### SUPPLIED RECORDS
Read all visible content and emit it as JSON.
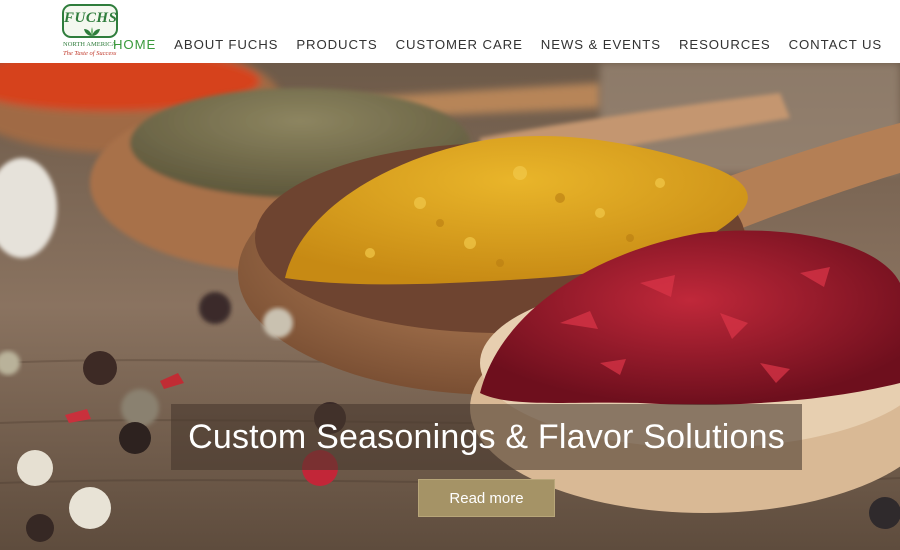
{
  "brand": {
    "logo_word": "FUCHS",
    "logo_sub": "NORTH AMERICA",
    "logo_tagline": "The Taste of Success",
    "colors": {
      "green": "#2f7d3c",
      "active_nav": "#3a9a3c",
      "tagline_red": "#c0392b"
    }
  },
  "nav": {
    "items": [
      {
        "label": "HOME",
        "active": true
      },
      {
        "label": "ABOUT FUCHS",
        "active": false
      },
      {
        "label": "PRODUCTS",
        "active": false
      },
      {
        "label": "CUSTOMER CARE",
        "active": false
      },
      {
        "label": "NEWS & EVENTS",
        "active": false
      },
      {
        "label": "RESOURCES",
        "active": false
      },
      {
        "label": "CONTACT US",
        "active": false
      }
    ]
  },
  "hero": {
    "caption": "Custom Seasonings & Flavor Solutions",
    "button_label": "Read more",
    "button_color": "#a59366"
  }
}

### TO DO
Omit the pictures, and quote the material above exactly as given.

### RESPONSE TO THE TASK
Read all visible content and emit it as JSON.
{
  "brand": {
    "logo_word": "FUCHS",
    "logo_sub": "NORTH AMERICA",
    "logo_tagline": "The Taste of Success",
    "colors": {
      "green": "#2f7d3c",
      "active_nav": "#3a9a3c",
      "tagline_red": "#c0392b"
    }
  },
  "nav": {
    "items": [
      {
        "label": "HOME",
        "active": true
      },
      {
        "label": "ABOUT FUCHS",
        "active": false
      },
      {
        "label": "PRODUCTS",
        "active": false
      },
      {
        "label": "CUSTOMER CARE",
        "active": false
      },
      {
        "label": "NEWS & EVENTS",
        "active": false
      },
      {
        "label": "RESOURCES",
        "active": false
      },
      {
        "label": "CONTACT US",
        "active": false
      }
    ]
  },
  "hero": {
    "caption": "Custom Seasonings & Flavor Solutions",
    "button_label": "Read more",
    "button_color": "#a59366"
  }
}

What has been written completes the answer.